Data extracted from a collection
[Start of Attachment]

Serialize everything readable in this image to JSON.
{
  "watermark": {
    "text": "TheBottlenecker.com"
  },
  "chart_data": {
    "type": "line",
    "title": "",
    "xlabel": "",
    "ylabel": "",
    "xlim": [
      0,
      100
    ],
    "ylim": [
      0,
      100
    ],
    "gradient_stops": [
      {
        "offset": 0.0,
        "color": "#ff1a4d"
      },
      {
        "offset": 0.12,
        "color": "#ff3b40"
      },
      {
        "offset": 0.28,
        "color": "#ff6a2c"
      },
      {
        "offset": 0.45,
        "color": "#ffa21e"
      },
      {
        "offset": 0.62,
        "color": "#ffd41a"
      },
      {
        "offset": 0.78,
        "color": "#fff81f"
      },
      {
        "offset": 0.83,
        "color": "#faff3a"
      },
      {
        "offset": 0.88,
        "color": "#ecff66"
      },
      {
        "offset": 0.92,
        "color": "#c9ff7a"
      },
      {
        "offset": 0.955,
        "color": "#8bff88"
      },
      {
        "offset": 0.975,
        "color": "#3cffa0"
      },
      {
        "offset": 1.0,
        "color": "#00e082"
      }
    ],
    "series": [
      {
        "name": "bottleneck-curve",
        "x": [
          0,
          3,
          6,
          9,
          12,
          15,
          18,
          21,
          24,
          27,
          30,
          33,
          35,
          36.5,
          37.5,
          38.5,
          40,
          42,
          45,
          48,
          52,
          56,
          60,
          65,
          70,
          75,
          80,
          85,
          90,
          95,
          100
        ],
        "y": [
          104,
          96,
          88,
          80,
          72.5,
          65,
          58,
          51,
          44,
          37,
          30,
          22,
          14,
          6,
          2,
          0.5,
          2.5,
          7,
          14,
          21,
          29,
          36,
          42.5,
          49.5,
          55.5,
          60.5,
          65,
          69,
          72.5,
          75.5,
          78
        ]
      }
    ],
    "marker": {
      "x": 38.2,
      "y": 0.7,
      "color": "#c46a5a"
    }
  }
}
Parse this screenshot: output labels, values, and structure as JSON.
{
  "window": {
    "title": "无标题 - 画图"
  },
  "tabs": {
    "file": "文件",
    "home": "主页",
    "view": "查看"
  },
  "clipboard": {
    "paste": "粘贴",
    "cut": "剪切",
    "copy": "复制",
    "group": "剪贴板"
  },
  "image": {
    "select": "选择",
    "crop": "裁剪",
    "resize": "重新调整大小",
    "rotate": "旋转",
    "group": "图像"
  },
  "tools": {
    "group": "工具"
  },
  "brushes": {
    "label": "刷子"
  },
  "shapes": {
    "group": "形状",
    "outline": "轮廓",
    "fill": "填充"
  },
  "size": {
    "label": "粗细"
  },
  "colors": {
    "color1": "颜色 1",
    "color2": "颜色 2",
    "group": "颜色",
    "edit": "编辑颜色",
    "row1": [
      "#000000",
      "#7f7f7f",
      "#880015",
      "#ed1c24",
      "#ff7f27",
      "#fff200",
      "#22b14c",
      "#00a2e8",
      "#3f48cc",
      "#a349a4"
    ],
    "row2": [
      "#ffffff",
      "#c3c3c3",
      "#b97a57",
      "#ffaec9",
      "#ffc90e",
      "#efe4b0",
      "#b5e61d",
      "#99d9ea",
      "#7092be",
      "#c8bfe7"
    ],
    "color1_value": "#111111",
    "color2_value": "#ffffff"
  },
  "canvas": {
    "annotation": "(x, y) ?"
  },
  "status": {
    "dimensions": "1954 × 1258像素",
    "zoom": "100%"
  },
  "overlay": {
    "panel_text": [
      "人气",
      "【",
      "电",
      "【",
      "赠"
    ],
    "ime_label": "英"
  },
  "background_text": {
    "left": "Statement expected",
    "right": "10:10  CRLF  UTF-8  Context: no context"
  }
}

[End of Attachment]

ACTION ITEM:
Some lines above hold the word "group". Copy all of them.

TASK SOLUTION:
    "group": "剪贴板"
    "group": "图像"
    "group": "工具"
    "group": "形状",
    "group": "颜色",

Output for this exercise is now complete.